Problem details: Write out all of the entries that follow, word for word, but skip the pictures.

Exercise inputs:
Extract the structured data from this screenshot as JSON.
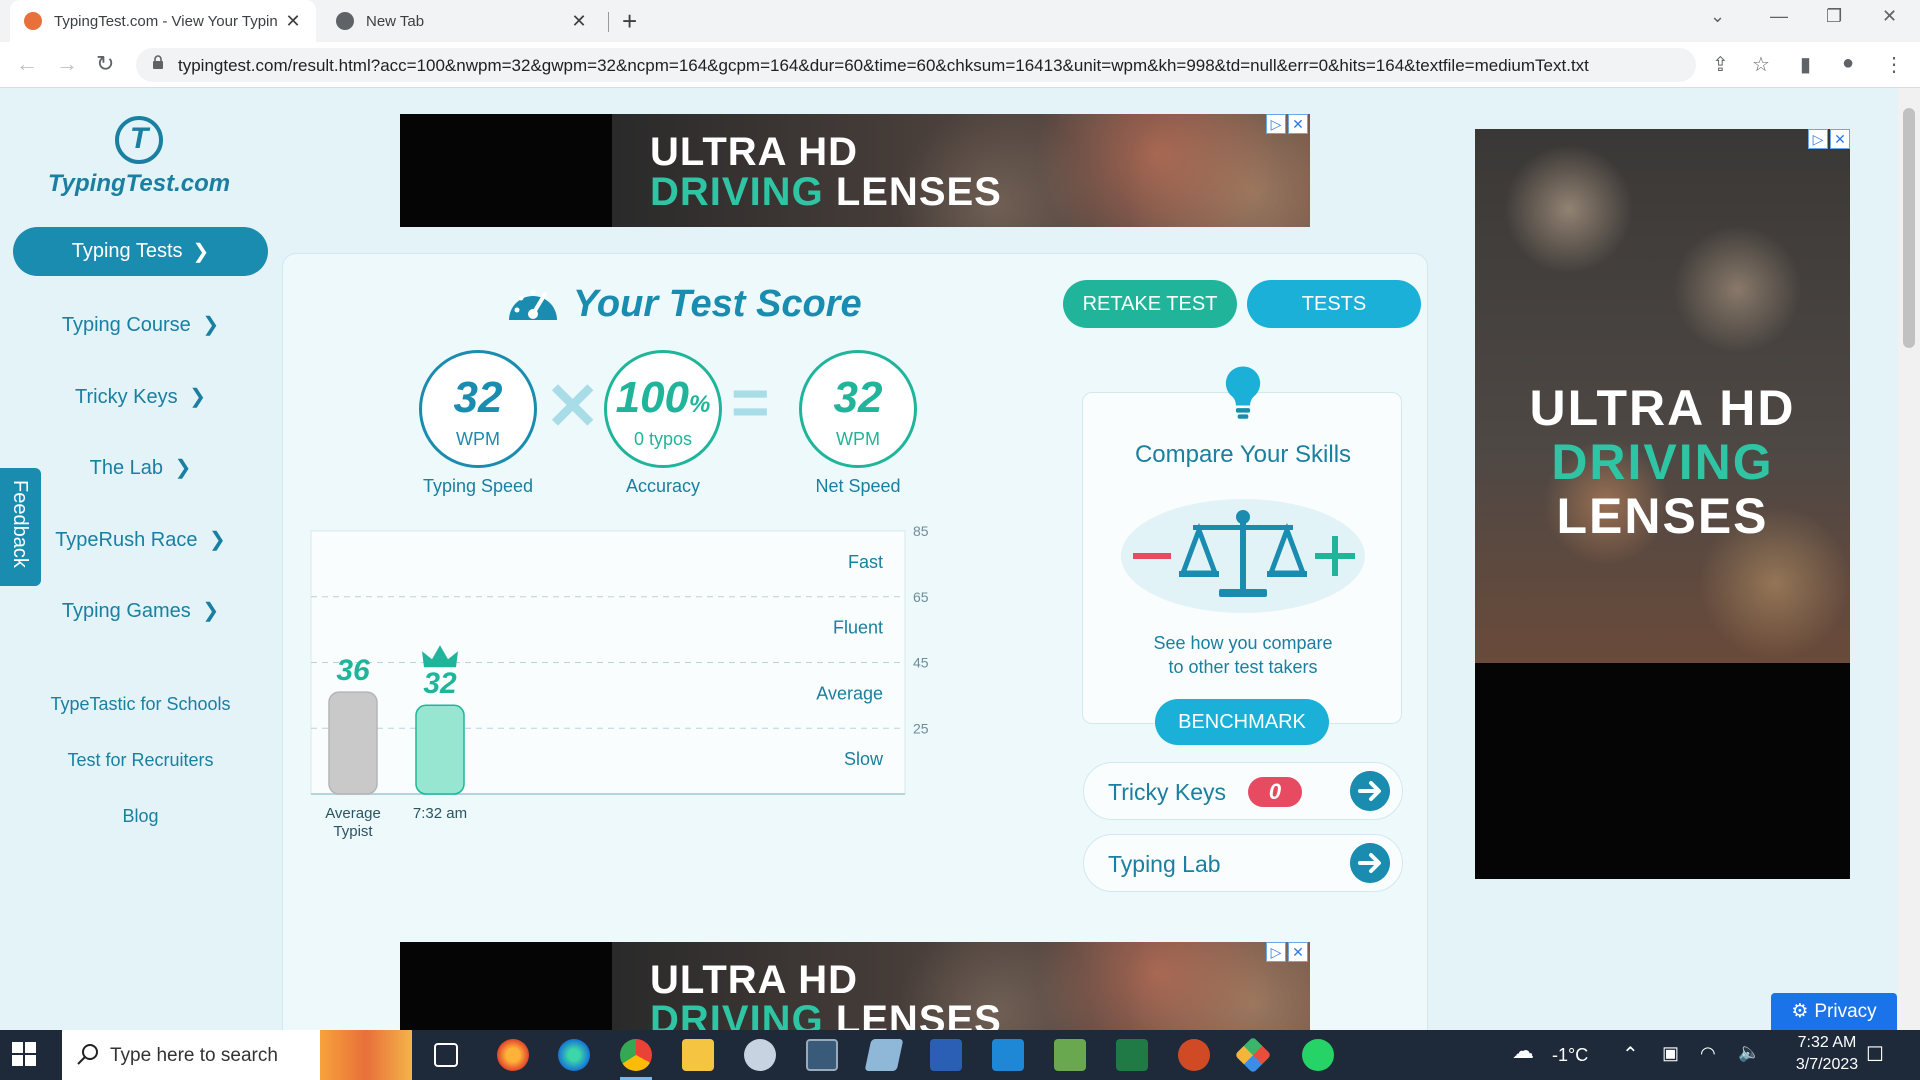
{
  "browser": {
    "tabs": [
      {
        "title": "TypingTest.com - View Your Typin",
        "active": true
      },
      {
        "title": "New Tab",
        "active": false
      }
    ],
    "url": "typingtest.com/result.html?acc=100&nwpm=32&gwpm=32&ncpm=164&gcpm=164&dur=60&time=60&chksum=16413&unit=wpm&kh=998&td=null&err=0&hits=164&textfile=mediumText.txt"
  },
  "sidebar": {
    "logo": "TypingTest.com",
    "logo_letter": "T",
    "primary": "Typing Tests",
    "items": [
      "Typing Course",
      "Tricky Keys",
      "The Lab",
      "TypeRush Race",
      "Typing Games"
    ],
    "links": [
      "TypeTastic for Schools",
      "Test for Recruiters",
      "Blog"
    ],
    "feedback": "Feedback"
  },
  "ads": {
    "line1": "ULTRA HD",
    "line2a": "DRIVING",
    "line2b": "LENSES"
  },
  "result": {
    "title": "Your Test Score",
    "retake": "RETAKE TEST",
    "tests": "TESTS",
    "speed_value": "32",
    "speed_unit": "WPM",
    "speed_caption": "Typing Speed",
    "accuracy_value": "100",
    "accuracy_pct": "%",
    "accuracy_typos": "0  typos",
    "accuracy_caption": "Accuracy",
    "net_value": "32",
    "net_unit": "WPM",
    "net_caption": "Net Speed"
  },
  "chart_data": {
    "type": "bar",
    "categories": [
      "Average Typist",
      "7:32 am"
    ],
    "values": [
      36,
      32
    ],
    "colors": [
      "#c9c9c9",
      "#96e6d2"
    ],
    "value_colors": [
      "#20b59a",
      "#20b59a"
    ],
    "ylim": [
      5,
      85
    ],
    "yticks": [
      85,
      65,
      45,
      25
    ],
    "zones": [
      "Fast",
      "Fluent",
      "Average",
      "Slow"
    ],
    "grid": true
  },
  "compare": {
    "title": "Compare Your Skills",
    "desc1": "See how you compare",
    "desc2": "to other test takers",
    "button": "BENCHMARK"
  },
  "pills": {
    "tricky_label": "Tricky Keys",
    "tricky_count": "0",
    "lab_label": "Typing Lab"
  },
  "privacy": "Privacy",
  "taskbar": {
    "search_placeholder": "Type here to search",
    "weather": "-1°C",
    "time": "7:32 AM",
    "date": "3/7/2023"
  }
}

Final answer:
Extract the structured data from this screenshot as JSON.
{
  "browser": {
    "tabs": [
      {
        "title": "TypingTest.com - View Your Typin",
        "active": true
      },
      {
        "title": "New Tab",
        "active": false
      }
    ],
    "url": "typingtest.com/result.html?acc=100&nwpm=32&gwpm=32&ncpm=164&gcpm=164&dur=60&time=60&chksum=16413&unit=wpm&kh=998&td=null&err=0&hits=164&textfile=mediumText.txt"
  },
  "sidebar": {
    "logo": "TypingTest.com",
    "logo_letter": "T",
    "primary": "Typing Tests",
    "items": [
      "Typing Course",
      "Tricky Keys",
      "The Lab",
      "TypeRush Race",
      "Typing Games"
    ],
    "links": [
      "TypeTastic for Schools",
      "Test for Recruiters",
      "Blog"
    ],
    "feedback": "Feedback"
  },
  "ads": {
    "line1": "ULTRA HD",
    "line2a": "DRIVING",
    "line2b": "LENSES"
  },
  "result": {
    "title": "Your Test Score",
    "retake": "RETAKE TEST",
    "tests": "TESTS",
    "speed_value": "32",
    "speed_unit": "WPM",
    "speed_caption": "Typing Speed",
    "accuracy_value": "100",
    "accuracy_pct": "%",
    "accuracy_typos": "0  typos",
    "accuracy_caption": "Accuracy",
    "net_value": "32",
    "net_unit": "WPM",
    "net_caption": "Net Speed"
  },
  "chart_data": {
    "type": "bar",
    "categories": [
      "Average Typist",
      "7:32 am"
    ],
    "values": [
      36,
      32
    ],
    "colors": [
      "#c9c9c9",
      "#96e6d2"
    ],
    "value_colors": [
      "#20b59a",
      "#20b59a"
    ],
    "ylim": [
      5,
      85
    ],
    "yticks": [
      85,
      65,
      45,
      25
    ],
    "zones": [
      "Fast",
      "Fluent",
      "Average",
      "Slow"
    ],
    "grid": true
  },
  "compare": {
    "title": "Compare Your Skills",
    "desc1": "See how you compare",
    "desc2": "to other test takers",
    "button": "BENCHMARK"
  },
  "pills": {
    "tricky_label": "Tricky Keys",
    "tricky_count": "0",
    "lab_label": "Typing Lab"
  },
  "privacy": "Privacy",
  "taskbar": {
    "search_placeholder": "Type here to search",
    "weather": "-1°C",
    "time": "7:32 AM",
    "date": "3/7/2023"
  }
}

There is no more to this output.